[Start of section]

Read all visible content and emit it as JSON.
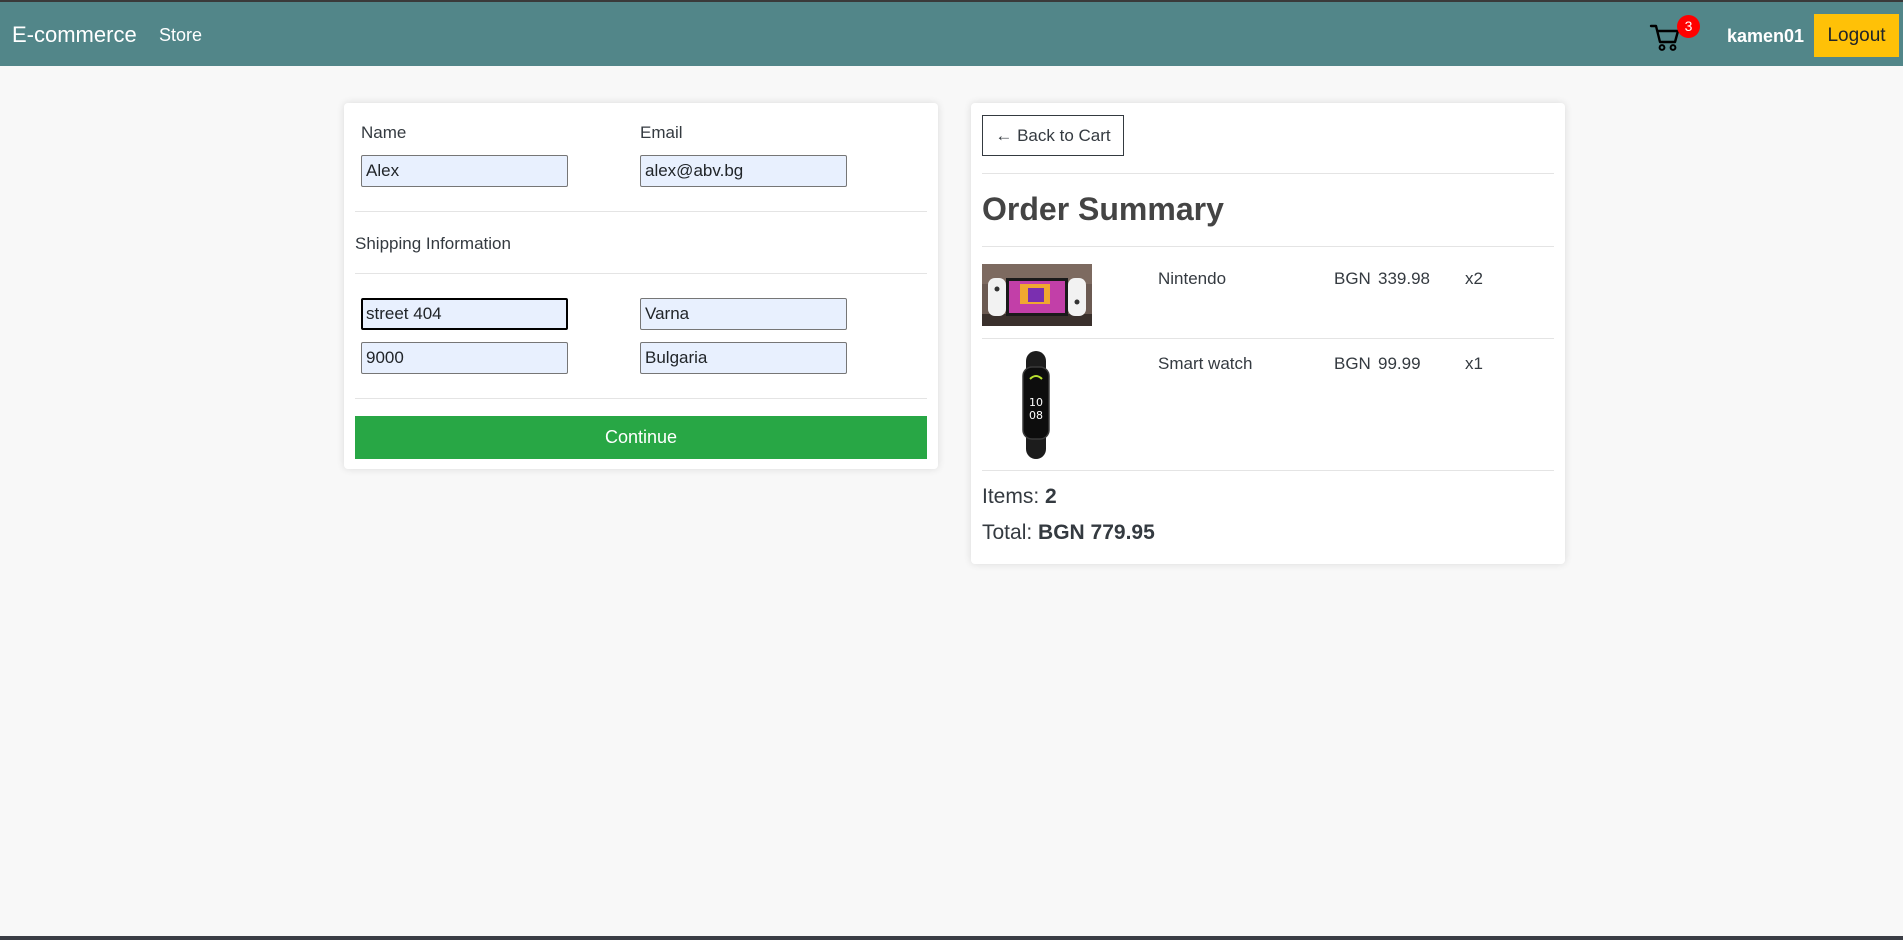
{
  "navbar": {
    "brand": "E-commerce",
    "store_link": "Store",
    "cart_icon": "shopping-cart-icon",
    "cart_count": "3",
    "username": "kamen01",
    "logout_label": "Logout"
  },
  "form": {
    "name_label": "Name",
    "name_value": "Alex",
    "email_label": "Email",
    "email_value": "alex@abv.bg",
    "shipping_title": "Shipping Information",
    "address_value": "street 404",
    "city_value": "Varna",
    "zip_value": "9000",
    "country_value": "Bulgaria",
    "continue_label": "Continue"
  },
  "summary": {
    "back_label": "← Back to Cart",
    "title": "Order Summary",
    "items": [
      {
        "name": "Nintendo",
        "currency": "BGN",
        "price": "339.98",
        "qty": "x2",
        "image": "nintendo-switch-image"
      },
      {
        "name": "Smart watch",
        "currency": "BGN",
        "price": "99.99",
        "qty": "x1",
        "image": "smart-watch-image"
      }
    ],
    "items_label": "Items:",
    "items_count": "2",
    "total_label": "Total:",
    "total_value": "BGN 779.95"
  },
  "colors": {
    "navbar": "#528689",
    "logout": "#ffc107",
    "continue": "#28a745",
    "badge": "#ff0000"
  }
}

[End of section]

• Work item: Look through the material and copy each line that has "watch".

• Response below:
        "name": "Smart watch",
        "image": "smart-watch-image"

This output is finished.